Dear Friend and Reader:
Just one more week till the next monthly horoscope. Actually, I am scheduled to finish next Tuesday’s long monthly edition today. I’ve learned to schedule this job over three consecutive days, as opposed to a weekly horoscope, which takes about three hours to write if I have a good wind at my back.
Today I want to tell you a little about what I do a few times a year when I’m not writing for Planet Waves, which is offer talks and workshops. I have two coming up over the next two weekends, and I’m including the descriptions below so you can get a sense of what they’re about.
In-person presenting is a truly refreshing alternative to spending 15 hours a day online, and I do it whenever I can. I work in lecture format, and workshop-intensive format, presenting on a wide variety of topics (for example, investigative reporting for activists and bloggers).
We don’t learn enough in school and we need to get together and form our own personal universities. Plus, the best way to learn is to teach, if you have the patience. I am lucky; I have the patience, and I love the rewards of integrating my personal knowledge and passing along some of what I’ve learned to the next generations on the planet (and as is often the case, to my elders).
Yet conferences are about more than getting together to share information: they are about actually meeting. While we live in a kind of disembodied state on the Internet, it’s vital to get back into that space of actual eye contact and physical presence when we can.
You will see the title of the first conference presentation as the lead article in Planet Waves Astrology News, which will be cross posted to Cosmic Confidential as well.
You may have heard a version of the NCGR presentation a few months ago on Daily Astrology & Adventure, our main blog — I developed and rehearsed the presentation at a meeting of our local NCGR chapter, and posted the audio.
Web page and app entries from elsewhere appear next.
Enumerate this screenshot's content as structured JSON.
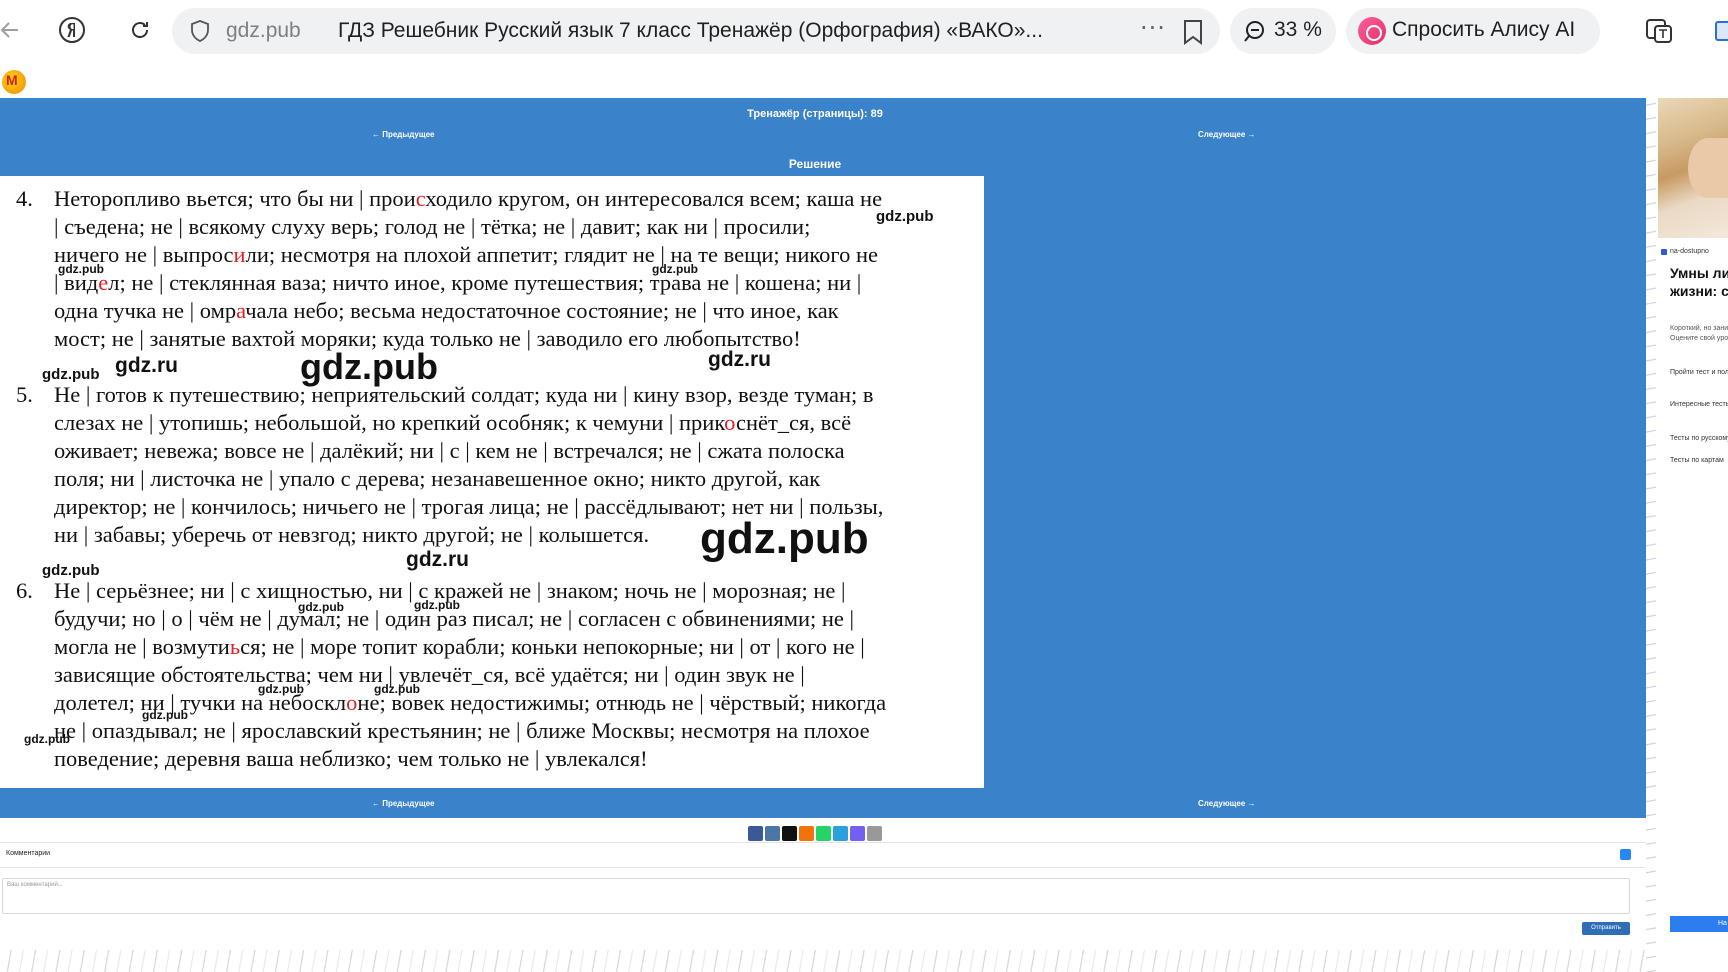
{
  "browser": {
    "domain": "gdz.pub",
    "tab_title": "ГДЗ Решебник Русский язык 7 класс Тренажёр (Орфография) «ВАКО»...",
    "more": "···",
    "zoom": "33 %",
    "alice_label": "Спросить Алису AI"
  },
  "page": {
    "title": "Тренажёр (страницы): 89",
    "prev": "← Предыдущее",
    "next": "Следующее →",
    "solution_label": "Решение"
  },
  "solution": {
    "items": [
      {
        "number": "4.",
        "lines": [
          "Неторопливо вьется; что бы ни | прои|с|ходило кругом, он интересовался всем; каша не",
          "| съедена; не | всякому слуху верь; голод не | тётка; не | давит; как ни  | просили;",
          "ничего не | выпрос|и|ли; несмотря на плохой аппетит; глядит не | на те вещи; никого не",
          "| вид|е|л; не | стеклянная ваза; ничто иное, кроме путешествия; трава не | кошена; ни |",
          "одна тучка не | омр|а|чала небо; весьма недостаточное состояние; не | что иное, как",
          "мост; не | занятые вахтой моряки; куда только не | заводило его любопытство!"
        ]
      },
      {
        "number": "5.",
        "lines": [
          "Не | готов к путешествию; неприятельский солдат; куда ни | кину взор, везде туман; в",
          "слезах не | утопишь; небольшой, но крепкий особняк; к чемуни | прик|о|снёт_ся, всё",
          "оживает; невежа; вовсе не | далёкий; ни | с | кем не | встречался; не | сжата полоска",
          "поля; ни | листочка не | упало с дерева; незанавешенное окно; никто другой, как",
          "директор; не | кончилось; ничьего не | трогая лица; не | рассёдлывают; нет ни | пользы,",
          "ни | забавы; уберечь от невзгод; никто другой; не | колышется."
        ]
      },
      {
        "number": "6.",
        "lines": [
          "Не | серьёзнее; ни  | с хищностью, ни | с кражей не | знаком; ночь не | морозная; не |",
          "будучи; но | о | чём не | думал; не | один раз писал; не | согласен с обвинениями; не |",
          "могла не | возмути|ь|ся; не | море топит корабли; коньки непокорные; ни | от | кого не |",
          "зависящие обстоятельства; чем ни | увлечёт_ся, всё удаётся; ни | один звук не |",
          "долетел; ни | тучки на небоскл|о|не; вовек недостижимы; отнюдь не | чёрствый; никогда",
          "не | опаздывал; не | ярославский крестьянин; не | ближе Москвы; несмотря на плохое",
          "поведение; деревня ваша неблизко; чем только не | увлекался!"
        ]
      }
    ],
    "watermarks": {
      "pub": "gdz.pub",
      "ru": "gdz.ru"
    }
  },
  "share_colors": [
    "#3b5998",
    "#4a76a8",
    "#111111",
    "#f2720c",
    "#25d366",
    "#2aa1da",
    "#7360f2",
    "#999999"
  ],
  "comments": {
    "label": "Комментарии",
    "placeholder": "Ваш комментарий...",
    "send": "Отправить"
  },
  "ad": {
    "source": "na-dostupno",
    "headline": "Умны ли вы по жизни: секунды",
    "description": "Короткий, но занимательный тест. Оцените свой уровень интеллекта!",
    "links": [
      "Пройти тест и получить подарок",
      "Интересные тесты на эрудицию",
      "Тесты по русскому",
      "Тесты по картам"
    ],
    "button": "На"
  }
}
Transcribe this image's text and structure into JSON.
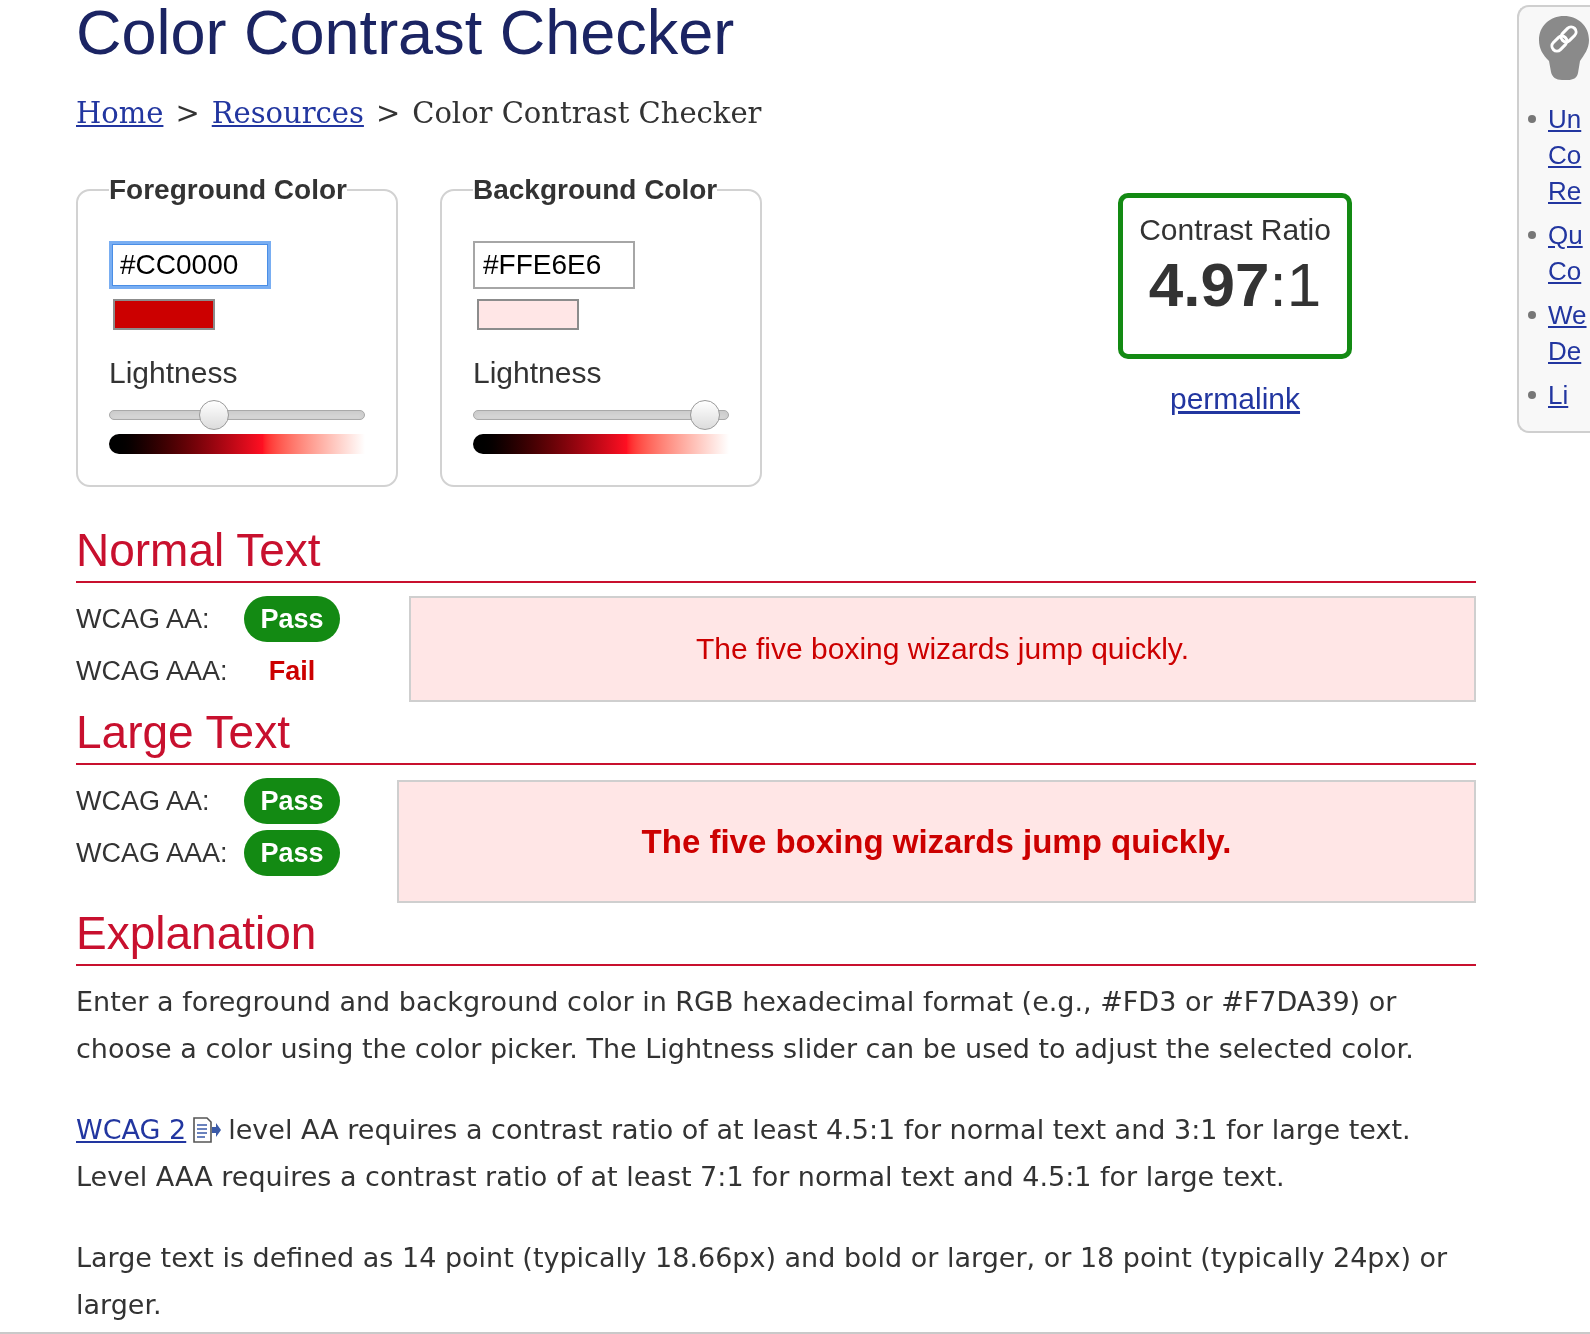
{
  "page": {
    "title": "Color Contrast Checker"
  },
  "breadcrumb": {
    "separator": ">",
    "items": [
      {
        "label": "Home",
        "link": true
      },
      {
        "label": "Resources",
        "link": true
      },
      {
        "label": "Color Contrast Checker",
        "link": false
      }
    ]
  },
  "color_panels": [
    {
      "legend": "Foreground Color",
      "value": "#CC0000",
      "focused": true,
      "color": "#cc0000",
      "slider_label": "Lightness",
      "lightness": {
        "level": 0.4
      }
    },
    {
      "legend": "Background Color",
      "value": "#FFE6E6",
      "focused": false,
      "color": "#ffe6e6",
      "slider_label": "Lightness",
      "lightness": {
        "level": 0.96
      }
    }
  ],
  "contrast": {
    "label": "Contrast Ratio",
    "ratio": "**4.97**:1",
    "link": "permalink"
  },
  "sections": [
    {
      "kind": "normal",
      "heading": "Normal Text",
      "results": [
        {
          "label": "WCAG AA:",
          "result": "Pass",
          "pass": true
        },
        {
          "label": "WCAG AAA:",
          "result": "Fail",
          "pass": false
        }
      ],
      "sample": "The five boxing wizards jump quickly."
    },
    {
      "kind": "large",
      "heading": "Large Text",
      "results": [
        {
          "label": "WCAG AA:",
          "result": "Pass",
          "pass": true
        },
        {
          "label": "WCAG AAA:",
          "result": "Pass",
          "pass": true
        }
      ],
      "sample": "The five boxing wizards jump quickly."
    }
  ],
  "explanation": {
    "heading": "Explanation",
    "paragraphs": [
      {
        "text": "Enter a foreground and background color in RGB hexadecimal format (e.g., #FD3 or #F7DA39) or choose a color using the color picker. The Lightness slider can be used to adjust the selected color."
      },
      {
        "link": "WCAG 2",
        "text": "level AA requires a contrast ratio of at least 4.5:1 for normal text and 3:1 for large text. Level AAA requires a contrast ratio of at least 7:1 for normal text and 4.5:1 for large text."
      },
      {
        "text": "Large text is defined as 14 point (typically 18.66px) and bold or larger, or 18 point (typically 24px) or larger."
      }
    ]
  },
  "sidebar": {
    "items": [
      {
        "lines": [
          "Un",
          "Co",
          "Re"
        ]
      },
      {
        "lines": [
          "Qu",
          "Co"
        ]
      },
      {
        "lines": [
          "We",
          "De"
        ]
      },
      {
        "lines": [
          "Li"
        ]
      }
    ]
  }
}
With any luck at all, I’ll be posting the audio to both of these on Planet Waves, as well as blogging on both conferences as they happen.
See you kids in your inbox on Friday.
Peace & passion,
Presentation at Poly Living 2010 on Feb. 20, by Eric Francis (in Philadelphia)
Our current definitions of relationship models — monogamy and polyamory — supposedly distinguish between whether a person has one partner or more than one. Yet about half of all ‘monogamous’ people have, or have had, sex outside a monogamous commitment; and all polyamorous people are involved in one-on-one relationships. Maybe they have more in common than we thought.
In truth, every relationship is based on each partner’s inner relationship to self, and this is the most significant factor to consider in how they relate to others. Further, all relationships with others are one-on-one bonds, no matter what their apparent style. These one-on-one relationships, whether sexual or not, whether ‘monogamous’ or ‘polyamorous’, each exist as part of much wider and far-reaching social networks.
Interpersonal relationships can support or hinder one’s relationship with oneself to varying degrees. Relationships are either supported by communities where they exist, or not; relationships support community, or not. Our prior dichotomy between relational styles, i.e., ‘monogamous versus polyamorous’, is neither descriptive nor useful at describing how real-life relationships work, since in effect, all relationships have important elements of both concepts. This presentation explores these real-life factors in our contacts with others, and how they relate to our wider social experiences.
Eric has presented for Loving More and other relationship-oriented events since 1997.
Presentation at the NCGR Planetary Revolution: Geocosmic Alchemy II conference on Feb. 27, by Eric Francis (in Cambridge, MA)
Since the 1977 discovery of Chiron, astronomers have discovered thousands of new planets and established several important new classes of planets orbiting our Sun. The most recent include Eris, the planet that compelled scientists to define the word ‘planet’ and reorganize their notion of the solar system. Yet astrology gives these discoveries only minimal attention.
Perhaps this is because they open up challenging areas of psychology rarely considered by astrologers. Maybe established astrologers don’t want to think they don’t really understand their own natal chart — a normal response to having five or 10 or 100 new points dropped in.
Using Eris, Chiron and Nessus as examples, Eric Francis will establish a foundation for using these planets in your counseling practice and written forecasts. You’ll learn the difference between an asteroid, a Centaur and a TNO (the three main classes of new discoveries).
Author of Small World Stories, Next World Stories and Cosmic Confidential, Eric has been researching the new discoveries since 1994 and teaching about them in the United States and Europe since 1998.